NEW YORK (CBSNewYork) — Candidates in New York City’s mayoral primary and other offices up for grabs may have to wait weeks to know the final results.
As CBS2’s Marcia Kramer reported, it’s a frantic race to Election Day for the men and women vying to replace Bill de Blasio, but due to the ranked choice voting system it’ll likely take quite a while before a Democratic candidate is determined.
“We want safety and justice. We don’t have to surrender the safety we deserve for the justice we need,” Brooklyn Borough President Eric Adams said Monday.
“I will work my heart out for you every singe day. I will solve the problems that are getting worse. You will see real progress,” Andrew Yang said.
“We need a city that works for everyone. I have the track record,” Kathryn Garcia said.
“This is a city that has been traumatized, that is finally starting to recover and is coming to the polls to make one of the most important decisions any New Yorkers is going to make,” Maya Wiley said.
“I’m very encouraged by the response we are getting out on the streets, and this is the way you get elected mayor, one voter at a time,” Scott Stringer said.

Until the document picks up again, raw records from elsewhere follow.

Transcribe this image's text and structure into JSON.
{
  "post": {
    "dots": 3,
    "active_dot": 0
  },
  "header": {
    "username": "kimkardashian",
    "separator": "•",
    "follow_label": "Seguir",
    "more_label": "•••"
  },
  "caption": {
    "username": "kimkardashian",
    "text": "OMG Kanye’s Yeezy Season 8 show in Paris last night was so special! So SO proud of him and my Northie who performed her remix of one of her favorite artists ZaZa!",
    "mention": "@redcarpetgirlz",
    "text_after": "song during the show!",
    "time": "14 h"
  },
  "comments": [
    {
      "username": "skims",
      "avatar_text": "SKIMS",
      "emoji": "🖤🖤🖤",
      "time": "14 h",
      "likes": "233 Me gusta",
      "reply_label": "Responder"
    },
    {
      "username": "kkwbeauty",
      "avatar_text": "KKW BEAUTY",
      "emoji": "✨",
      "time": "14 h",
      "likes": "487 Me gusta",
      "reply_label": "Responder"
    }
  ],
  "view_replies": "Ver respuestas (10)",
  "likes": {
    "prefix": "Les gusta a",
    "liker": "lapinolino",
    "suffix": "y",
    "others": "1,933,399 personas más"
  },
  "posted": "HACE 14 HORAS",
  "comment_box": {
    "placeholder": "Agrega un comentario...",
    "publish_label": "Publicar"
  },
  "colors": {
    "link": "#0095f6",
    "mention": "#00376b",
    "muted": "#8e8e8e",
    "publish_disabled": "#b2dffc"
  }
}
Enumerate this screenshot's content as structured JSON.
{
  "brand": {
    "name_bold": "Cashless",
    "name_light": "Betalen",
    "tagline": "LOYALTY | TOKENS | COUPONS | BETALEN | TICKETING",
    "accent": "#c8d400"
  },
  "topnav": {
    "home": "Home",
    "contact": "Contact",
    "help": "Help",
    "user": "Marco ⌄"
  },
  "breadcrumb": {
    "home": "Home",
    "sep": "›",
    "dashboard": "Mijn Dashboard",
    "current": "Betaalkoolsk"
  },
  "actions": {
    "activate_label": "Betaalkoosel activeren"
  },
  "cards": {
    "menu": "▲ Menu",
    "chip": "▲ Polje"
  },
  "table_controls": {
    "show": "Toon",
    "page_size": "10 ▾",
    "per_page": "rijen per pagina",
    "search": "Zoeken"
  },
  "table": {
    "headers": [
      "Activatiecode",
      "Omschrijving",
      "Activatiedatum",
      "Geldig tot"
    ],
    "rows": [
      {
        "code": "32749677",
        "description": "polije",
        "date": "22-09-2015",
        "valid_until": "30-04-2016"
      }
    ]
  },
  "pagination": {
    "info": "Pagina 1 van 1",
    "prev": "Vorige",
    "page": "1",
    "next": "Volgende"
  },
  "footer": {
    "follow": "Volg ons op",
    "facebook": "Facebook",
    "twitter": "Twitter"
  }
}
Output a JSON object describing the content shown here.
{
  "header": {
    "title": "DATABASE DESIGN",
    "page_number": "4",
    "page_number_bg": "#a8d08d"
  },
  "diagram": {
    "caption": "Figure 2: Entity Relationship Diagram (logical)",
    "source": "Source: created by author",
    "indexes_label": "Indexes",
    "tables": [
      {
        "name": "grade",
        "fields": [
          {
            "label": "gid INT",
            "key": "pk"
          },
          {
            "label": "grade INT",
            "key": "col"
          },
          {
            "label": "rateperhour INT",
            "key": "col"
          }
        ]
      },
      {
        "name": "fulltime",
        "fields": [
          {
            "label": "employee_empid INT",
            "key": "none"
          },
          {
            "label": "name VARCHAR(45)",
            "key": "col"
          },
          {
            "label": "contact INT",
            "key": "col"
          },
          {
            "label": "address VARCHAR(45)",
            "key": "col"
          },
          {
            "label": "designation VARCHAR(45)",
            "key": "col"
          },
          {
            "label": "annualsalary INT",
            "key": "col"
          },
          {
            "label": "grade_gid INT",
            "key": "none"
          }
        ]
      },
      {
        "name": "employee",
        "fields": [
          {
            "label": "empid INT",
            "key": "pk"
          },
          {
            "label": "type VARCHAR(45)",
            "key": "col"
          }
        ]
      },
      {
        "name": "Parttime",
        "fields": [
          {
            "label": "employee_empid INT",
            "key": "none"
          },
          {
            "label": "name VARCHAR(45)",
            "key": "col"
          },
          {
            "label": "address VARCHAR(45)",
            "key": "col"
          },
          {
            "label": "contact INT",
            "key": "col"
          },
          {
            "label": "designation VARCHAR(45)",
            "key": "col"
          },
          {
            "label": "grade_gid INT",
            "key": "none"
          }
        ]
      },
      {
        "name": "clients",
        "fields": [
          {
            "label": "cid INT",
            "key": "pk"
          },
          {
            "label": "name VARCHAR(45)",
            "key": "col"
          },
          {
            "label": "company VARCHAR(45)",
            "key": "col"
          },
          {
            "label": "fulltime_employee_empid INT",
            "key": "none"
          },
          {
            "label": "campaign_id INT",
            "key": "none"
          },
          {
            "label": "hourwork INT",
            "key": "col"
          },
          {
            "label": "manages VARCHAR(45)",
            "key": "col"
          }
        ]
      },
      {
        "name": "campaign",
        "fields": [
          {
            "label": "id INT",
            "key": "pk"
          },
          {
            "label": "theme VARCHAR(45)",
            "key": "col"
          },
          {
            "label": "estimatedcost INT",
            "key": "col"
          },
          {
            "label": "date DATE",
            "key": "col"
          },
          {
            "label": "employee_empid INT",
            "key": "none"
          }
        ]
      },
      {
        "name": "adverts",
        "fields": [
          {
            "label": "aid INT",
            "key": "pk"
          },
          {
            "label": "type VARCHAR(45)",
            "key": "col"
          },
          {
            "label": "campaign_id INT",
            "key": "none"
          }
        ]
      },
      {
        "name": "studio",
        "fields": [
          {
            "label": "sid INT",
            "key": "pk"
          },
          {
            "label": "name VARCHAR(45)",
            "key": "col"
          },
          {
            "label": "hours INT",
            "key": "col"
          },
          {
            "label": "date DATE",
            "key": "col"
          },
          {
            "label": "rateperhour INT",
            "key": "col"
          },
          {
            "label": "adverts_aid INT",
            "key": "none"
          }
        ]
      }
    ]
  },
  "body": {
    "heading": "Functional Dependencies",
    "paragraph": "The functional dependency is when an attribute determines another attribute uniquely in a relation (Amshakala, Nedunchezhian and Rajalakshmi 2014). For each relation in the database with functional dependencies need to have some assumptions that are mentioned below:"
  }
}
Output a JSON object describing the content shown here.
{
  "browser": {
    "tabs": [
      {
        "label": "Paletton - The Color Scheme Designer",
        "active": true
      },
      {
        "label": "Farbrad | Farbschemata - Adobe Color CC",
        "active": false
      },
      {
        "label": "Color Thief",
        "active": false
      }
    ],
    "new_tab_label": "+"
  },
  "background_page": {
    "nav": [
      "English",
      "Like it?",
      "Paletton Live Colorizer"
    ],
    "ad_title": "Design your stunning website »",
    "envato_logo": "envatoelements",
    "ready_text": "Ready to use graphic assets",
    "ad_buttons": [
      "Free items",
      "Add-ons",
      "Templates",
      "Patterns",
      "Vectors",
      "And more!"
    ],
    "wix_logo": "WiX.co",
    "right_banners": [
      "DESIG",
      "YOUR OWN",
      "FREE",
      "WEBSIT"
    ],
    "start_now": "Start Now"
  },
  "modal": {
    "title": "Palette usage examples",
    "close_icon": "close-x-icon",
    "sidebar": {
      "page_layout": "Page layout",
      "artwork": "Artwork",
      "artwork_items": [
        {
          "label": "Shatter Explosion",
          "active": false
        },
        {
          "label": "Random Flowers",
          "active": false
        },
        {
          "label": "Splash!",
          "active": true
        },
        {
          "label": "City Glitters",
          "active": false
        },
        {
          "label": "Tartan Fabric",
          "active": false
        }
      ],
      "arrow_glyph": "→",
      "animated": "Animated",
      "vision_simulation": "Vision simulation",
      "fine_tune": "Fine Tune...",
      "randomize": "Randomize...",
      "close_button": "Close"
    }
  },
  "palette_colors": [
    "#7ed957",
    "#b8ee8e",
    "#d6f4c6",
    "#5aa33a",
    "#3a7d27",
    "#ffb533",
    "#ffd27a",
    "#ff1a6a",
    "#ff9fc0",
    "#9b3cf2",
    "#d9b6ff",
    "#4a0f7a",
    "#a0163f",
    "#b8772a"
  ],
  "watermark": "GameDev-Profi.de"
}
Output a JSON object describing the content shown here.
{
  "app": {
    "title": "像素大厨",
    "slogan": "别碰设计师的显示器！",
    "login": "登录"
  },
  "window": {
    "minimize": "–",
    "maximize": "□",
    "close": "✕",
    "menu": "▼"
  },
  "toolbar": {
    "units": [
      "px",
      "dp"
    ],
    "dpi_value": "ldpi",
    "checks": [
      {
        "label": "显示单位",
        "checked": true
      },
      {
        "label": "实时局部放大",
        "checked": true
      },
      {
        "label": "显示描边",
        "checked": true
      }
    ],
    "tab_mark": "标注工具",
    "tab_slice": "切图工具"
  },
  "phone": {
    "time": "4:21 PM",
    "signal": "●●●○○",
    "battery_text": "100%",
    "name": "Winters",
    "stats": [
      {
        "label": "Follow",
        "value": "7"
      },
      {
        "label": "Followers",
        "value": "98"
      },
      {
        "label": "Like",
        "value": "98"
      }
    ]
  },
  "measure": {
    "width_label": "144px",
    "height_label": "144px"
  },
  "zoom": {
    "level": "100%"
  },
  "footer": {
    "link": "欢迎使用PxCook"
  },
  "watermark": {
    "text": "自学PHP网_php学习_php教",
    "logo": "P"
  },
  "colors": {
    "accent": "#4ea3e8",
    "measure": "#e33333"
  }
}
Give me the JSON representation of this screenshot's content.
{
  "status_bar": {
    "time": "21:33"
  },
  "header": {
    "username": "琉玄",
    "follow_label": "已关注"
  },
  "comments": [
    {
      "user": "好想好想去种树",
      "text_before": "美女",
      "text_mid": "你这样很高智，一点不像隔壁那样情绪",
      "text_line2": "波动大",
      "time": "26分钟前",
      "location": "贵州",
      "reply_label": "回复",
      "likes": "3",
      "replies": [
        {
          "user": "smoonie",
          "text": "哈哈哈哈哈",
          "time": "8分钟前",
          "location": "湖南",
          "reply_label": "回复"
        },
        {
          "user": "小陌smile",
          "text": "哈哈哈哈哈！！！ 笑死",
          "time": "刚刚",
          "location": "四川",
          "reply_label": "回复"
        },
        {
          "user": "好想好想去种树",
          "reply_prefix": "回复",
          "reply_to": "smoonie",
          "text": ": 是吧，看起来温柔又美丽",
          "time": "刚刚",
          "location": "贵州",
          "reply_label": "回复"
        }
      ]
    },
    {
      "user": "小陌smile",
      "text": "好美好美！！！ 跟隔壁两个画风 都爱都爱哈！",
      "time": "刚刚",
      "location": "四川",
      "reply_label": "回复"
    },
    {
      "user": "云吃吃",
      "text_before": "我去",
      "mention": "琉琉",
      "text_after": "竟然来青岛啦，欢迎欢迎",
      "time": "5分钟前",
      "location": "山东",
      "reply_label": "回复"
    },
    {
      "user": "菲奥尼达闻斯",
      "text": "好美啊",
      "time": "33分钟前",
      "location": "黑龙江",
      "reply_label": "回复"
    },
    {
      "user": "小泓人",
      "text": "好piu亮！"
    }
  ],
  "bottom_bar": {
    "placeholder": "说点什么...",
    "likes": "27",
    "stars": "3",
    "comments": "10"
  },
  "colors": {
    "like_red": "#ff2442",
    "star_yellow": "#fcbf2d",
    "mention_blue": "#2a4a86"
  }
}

But while they are crisscrossing the city making their final arguments, the candidates are also facing a new reality. There will be no instant gratification when the polls close Tuesday night. No one will be able to declare victory. That’s because it takes time to tabulate the outcome under the city’s new ranked choice voting system.
“It could be weeks before we have a 100% final result,” de Blasio said.
Election officials say the information will be made public slowly.
- First-place votes will be announced when the polls close Tuesday night.
- If no one gets 50%, which is likely to be the case with so many candidates, the first round of ranked choice results will be announced on June 29.
- That is also the date officials will start to open absentee and affidavit ballots.
- More results will be posted on July 6 and the final results will come the week after.
“I would just say to New Yorkers we’re going to have to exercise a little patience here, something we’re not particularly good at,” de Blasio said.
But that wont stop the campaigns from trying to figure out where they stand.
After the first results are announced Tuesday night, the various campaigns will try to analyze the gap between the first- and second-place finishers and total voter turnout.